▶ **Data in this exercise**
------------

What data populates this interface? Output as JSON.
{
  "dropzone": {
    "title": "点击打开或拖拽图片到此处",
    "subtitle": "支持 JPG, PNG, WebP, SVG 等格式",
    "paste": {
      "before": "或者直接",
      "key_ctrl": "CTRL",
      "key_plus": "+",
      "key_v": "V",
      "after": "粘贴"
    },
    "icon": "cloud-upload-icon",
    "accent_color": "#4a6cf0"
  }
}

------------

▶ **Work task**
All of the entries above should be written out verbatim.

▶ **Answer below**
What data populates this interface? Output as JSON.
{
  "dropzone": {
    "title": "点击打开或拖拽图片到此处",
    "subtitle": "支持 JPG, PNG, WebP, SVG 等格式",
    "paste": {
      "before": "或者直接",
      "key_ctrl": "CTRL",
      "key_plus": "+",
      "key_v": "V",
      "after": "粘贴"
    },
    "icon": "cloud-upload-icon",
    "accent_color": "#4a6cf0"
  }
}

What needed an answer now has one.